─── PROVIDED DATA ───
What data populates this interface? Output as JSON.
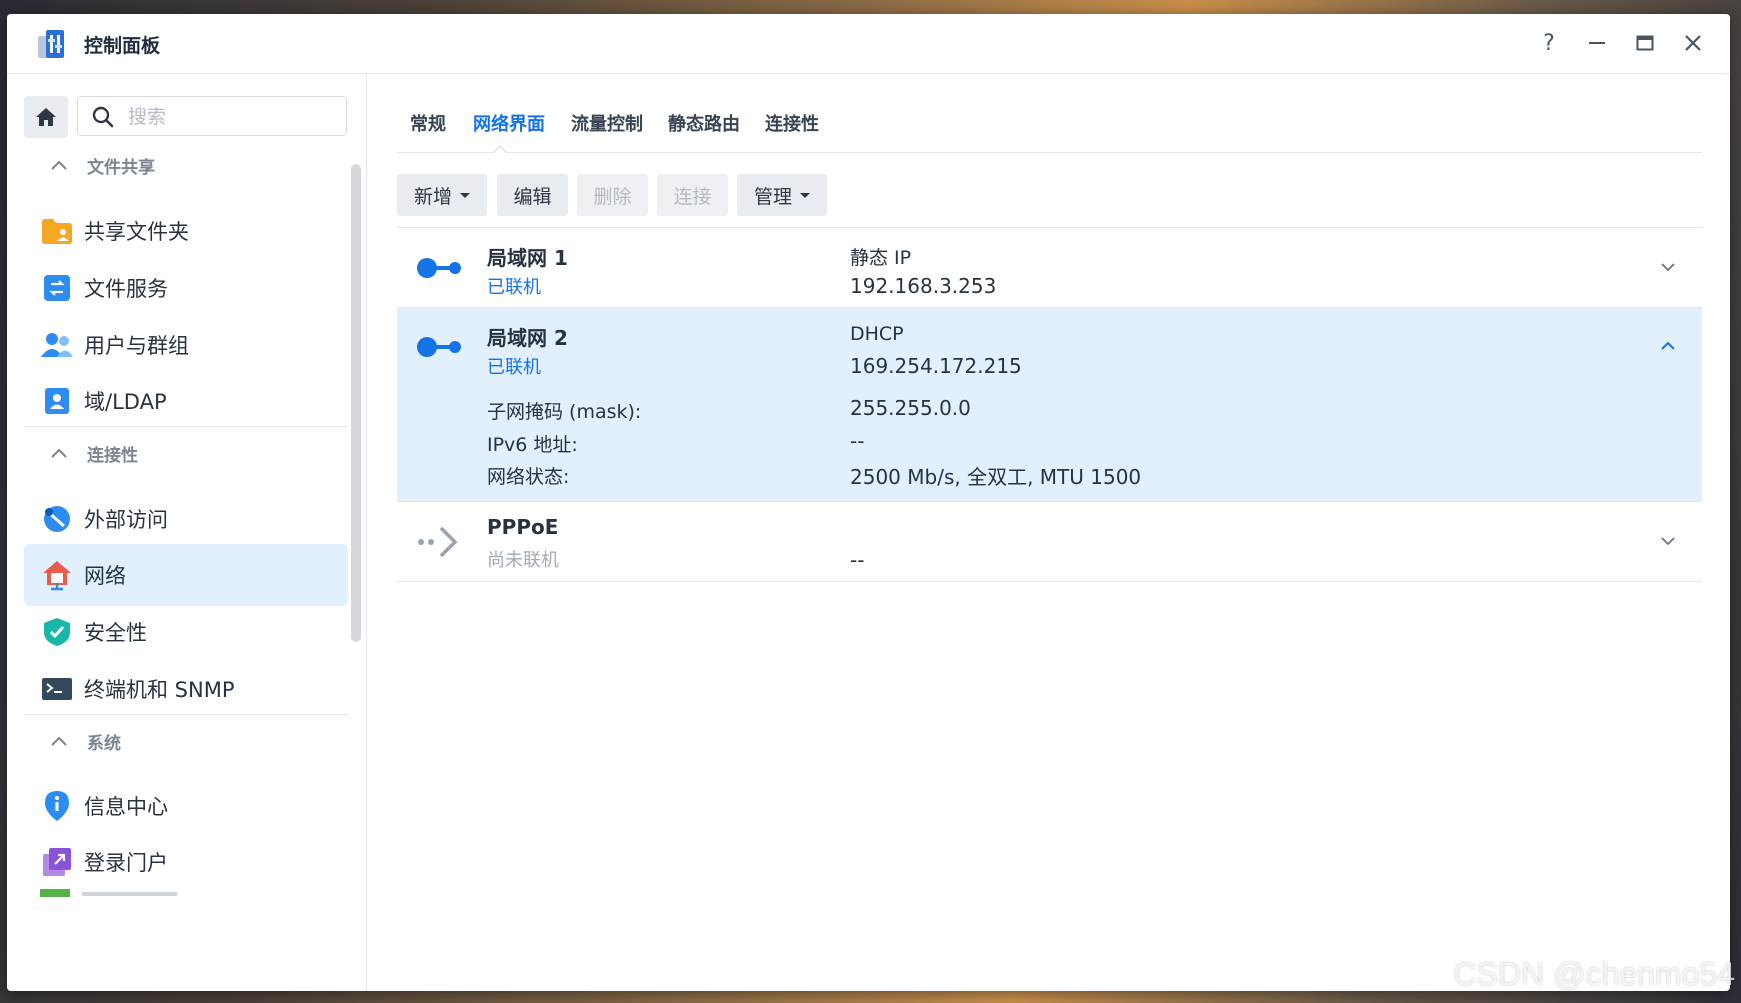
{
  "window": {
    "title": "控制面板",
    "help_glyph": "?",
    "controls": [
      "help-icon",
      "minimize-icon",
      "maximize-icon",
      "close-icon"
    ]
  },
  "sidebar": {
    "search_placeholder": "搜索",
    "groups": [
      {
        "label": "文件共享",
        "items": [
          {
            "label": "共享文件夹",
            "icon": "folder-share-icon"
          },
          {
            "label": "文件服务",
            "icon": "file-services-icon"
          },
          {
            "label": "用户与群组",
            "icon": "users-icon"
          },
          {
            "label": "域/LDAP",
            "icon": "ldap-icon"
          }
        ]
      },
      {
        "label": "连接性",
        "items": [
          {
            "label": "外部访问",
            "icon": "external-access-icon"
          },
          {
            "label": "网络",
            "icon": "network-icon",
            "active": true
          },
          {
            "label": "安全性",
            "icon": "security-shield-icon"
          },
          {
            "label": "终端机和 SNMP",
            "icon": "terminal-icon"
          }
        ]
      },
      {
        "label": "系统",
        "items": [
          {
            "label": "信息中心",
            "icon": "info-center-icon"
          },
          {
            "label": "登录门户",
            "icon": "login-portal-icon"
          }
        ]
      }
    ]
  },
  "main": {
    "tabs": [
      {
        "label": "常规",
        "active": false
      },
      {
        "label": "网络界面",
        "active": true
      },
      {
        "label": "流量控制",
        "active": false
      },
      {
        "label": "静态路由",
        "active": false
      },
      {
        "label": "连接性",
        "active": false
      }
    ],
    "toolbar": {
      "add": "新增",
      "edit": "编辑",
      "delete": "删除",
      "connect": "连接",
      "manage": "管理"
    },
    "interfaces": [
      {
        "name": "局域网 1",
        "status": "已联机",
        "type": "静态 IP",
        "ip": "192.168.3.253",
        "expanded": false
      },
      {
        "name": "局域网 2",
        "status": "已联机",
        "type": "DHCP",
        "ip": "169.254.172.215",
        "expanded": true,
        "details": [
          {
            "label": "子网掩码 (mask):",
            "value": "255.255.0.0"
          },
          {
            "label": "IPv6 地址:",
            "value": "--"
          },
          {
            "label": "网络状态:",
            "value": "2500 Mb/s, 全双工, MTU 1500"
          }
        ]
      },
      {
        "name": "PPPoE",
        "status": "尚未联机",
        "type": "",
        "ip": "--",
        "expanded": false
      }
    ]
  },
  "colors": {
    "accent": "#1474e6",
    "active_bg": "#e2f0fd",
    "text": "#283240",
    "muted": "#a3aab4"
  },
  "watermark": "CSDN @chenmo54"
}
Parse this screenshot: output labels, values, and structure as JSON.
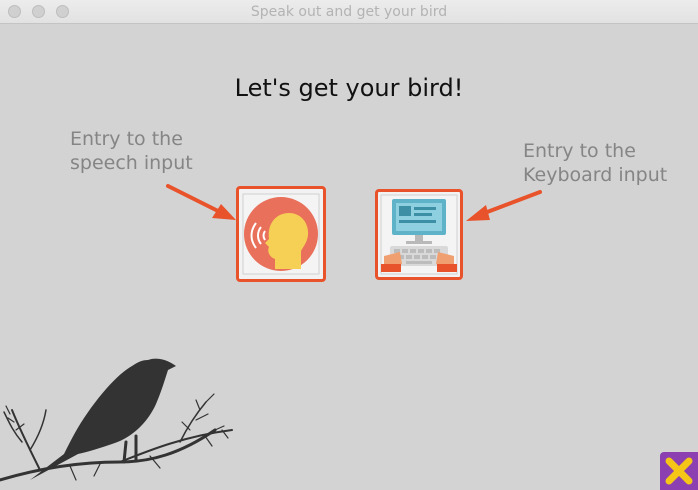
{
  "window": {
    "title": "Speak out and get your bird",
    "controls": [
      "close",
      "minimize",
      "zoom"
    ]
  },
  "main": {
    "heading": "Let's get your bird!",
    "speech_note": "Entry to the\nspeech input",
    "keyboard_note": "Entry to the\nKeyboard input"
  },
  "buttons": {
    "speech": {
      "icon": "speaking-head-icon"
    },
    "keyboard": {
      "icon": "computer-keyboard-icon"
    },
    "close": {
      "icon": "close-x-icon"
    }
  },
  "colors": {
    "background": "#d3d3d3",
    "accent": "#e8532b",
    "close_button": "#8b3fb0",
    "close_glyph": "#f5c518",
    "bird": "#333333"
  }
}
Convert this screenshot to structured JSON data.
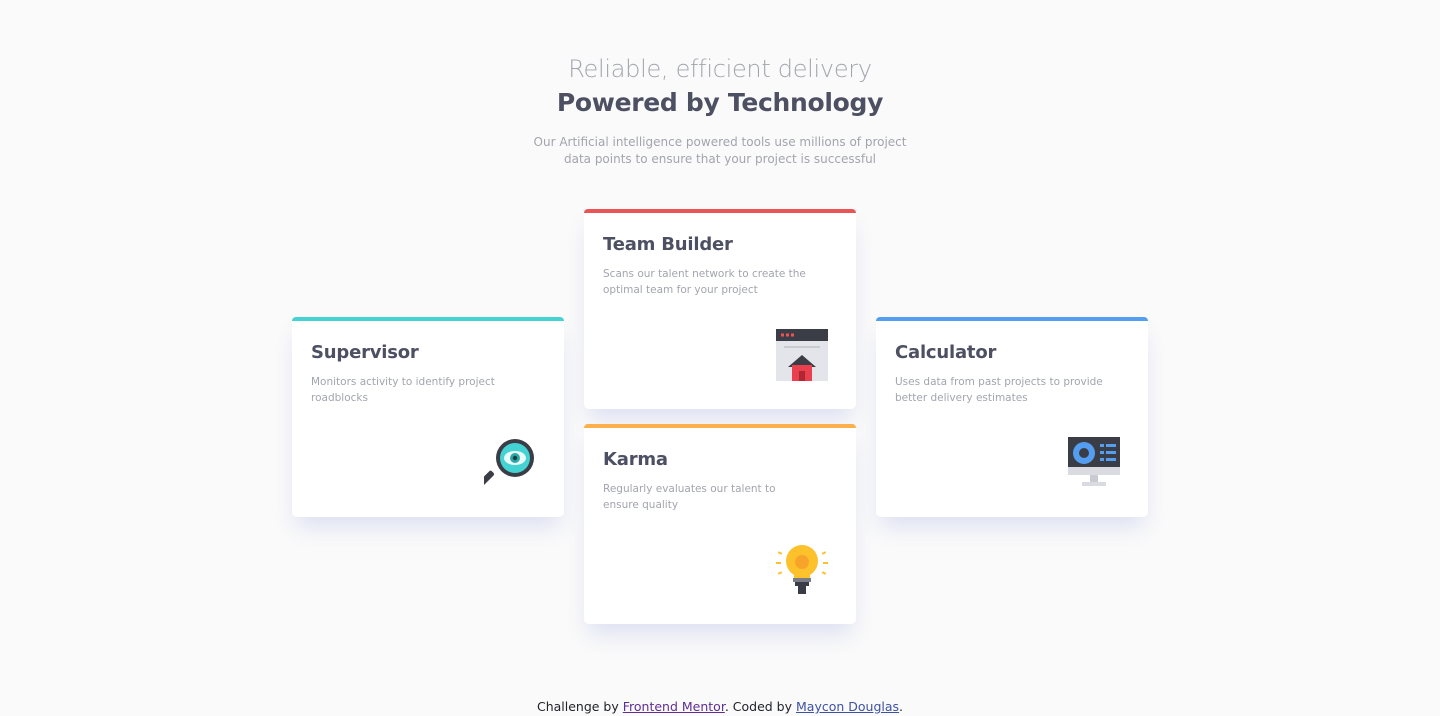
{
  "header": {
    "subtitle": "Reliable, efficient delivery",
    "title": "Powered by Technology",
    "intro": "Our Artificial intelligence powered tools use millions of project data points to ensure that your project is successful"
  },
  "cards": [
    {
      "title": "Supervisor",
      "description": "Monitors activity to identify project roadblocks",
      "accent_color": "#44d3d2",
      "icon": "magnifier-eye-icon"
    },
    {
      "title": "Team Builder",
      "description": "Scans our talent network to create the optimal team for your project",
      "accent_color": "#ea5454",
      "icon": "browser-house-icon"
    },
    {
      "title": "Karma",
      "description": "Regularly evaluates our talent to ensure quality",
      "accent_color": "#fcaf4a",
      "icon": "lightbulb-icon"
    },
    {
      "title": "Calculator",
      "description": "Uses data from past projects to provide better delivery estimates",
      "accent_color": "#549ef2",
      "icon": "monitor-chart-icon"
    }
  ],
  "footer": {
    "prefix": "Challenge by ",
    "link1": "Frontend Mentor",
    "middle": ". Coded by ",
    "link2": "Maycon Douglas",
    "suffix": "."
  }
}
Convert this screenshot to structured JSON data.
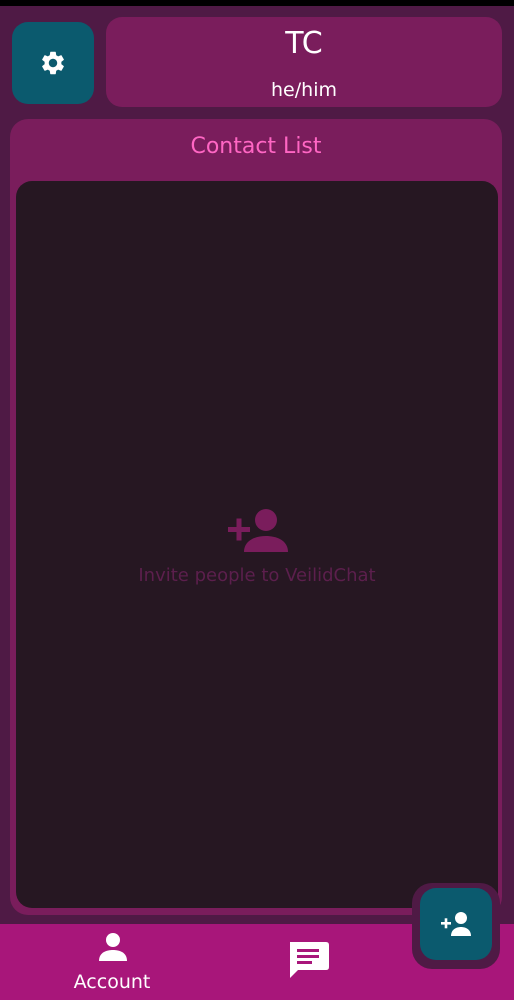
{
  "profile": {
    "name": "TC",
    "pronouns": "he/him"
  },
  "contact_list": {
    "title": "Contact List",
    "empty_message": "Invite people to VeilidChat"
  },
  "bottom_nav": {
    "items": [
      {
        "label": "Account",
        "icon": "person-icon"
      },
      {
        "label": "",
        "icon": "chat-icon"
      }
    ]
  },
  "actions": {
    "settings_icon": "gear-icon",
    "add_contact_icon": "person-add-icon"
  },
  "colors": {
    "background": "#4f1a45",
    "card": "#7a1d5c",
    "list_background": "#261722",
    "accent_teal": "#0b5a6e",
    "title_pink": "#ff66c4",
    "nav_bar": "#a8167a"
  }
}
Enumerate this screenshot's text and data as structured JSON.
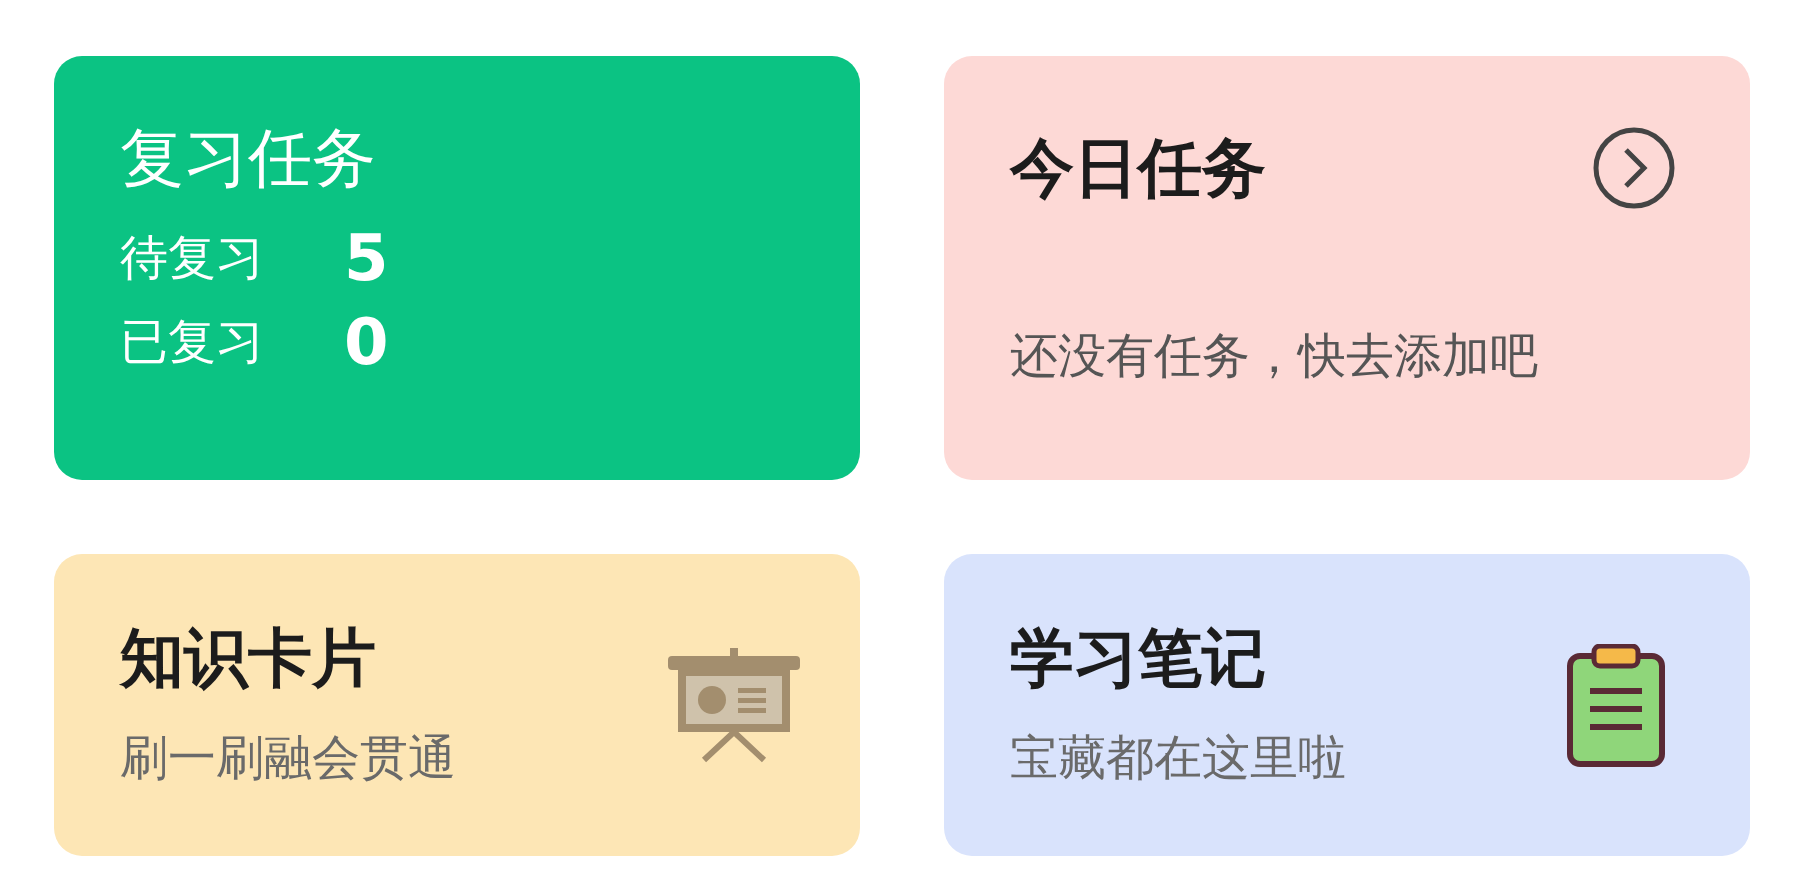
{
  "cards": [
    {
      "kind": "review",
      "title": "复习任务",
      "stats": [
        {
          "label": "待复习",
          "value": "5"
        },
        {
          "label": "已复习",
          "value": "0"
        }
      ]
    },
    {
      "kind": "today",
      "title": "今日任务",
      "message": "还没有任务，快去添加吧"
    },
    {
      "kind": "flashcards",
      "title": "知识卡片",
      "subtitle": "刷一刷融会贯通"
    },
    {
      "kind": "notes",
      "title": "学习笔记",
      "subtitle": "宝藏都在这里啦"
    }
  ]
}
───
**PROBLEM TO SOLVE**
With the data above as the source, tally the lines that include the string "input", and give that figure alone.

**RESULT BELOW**
2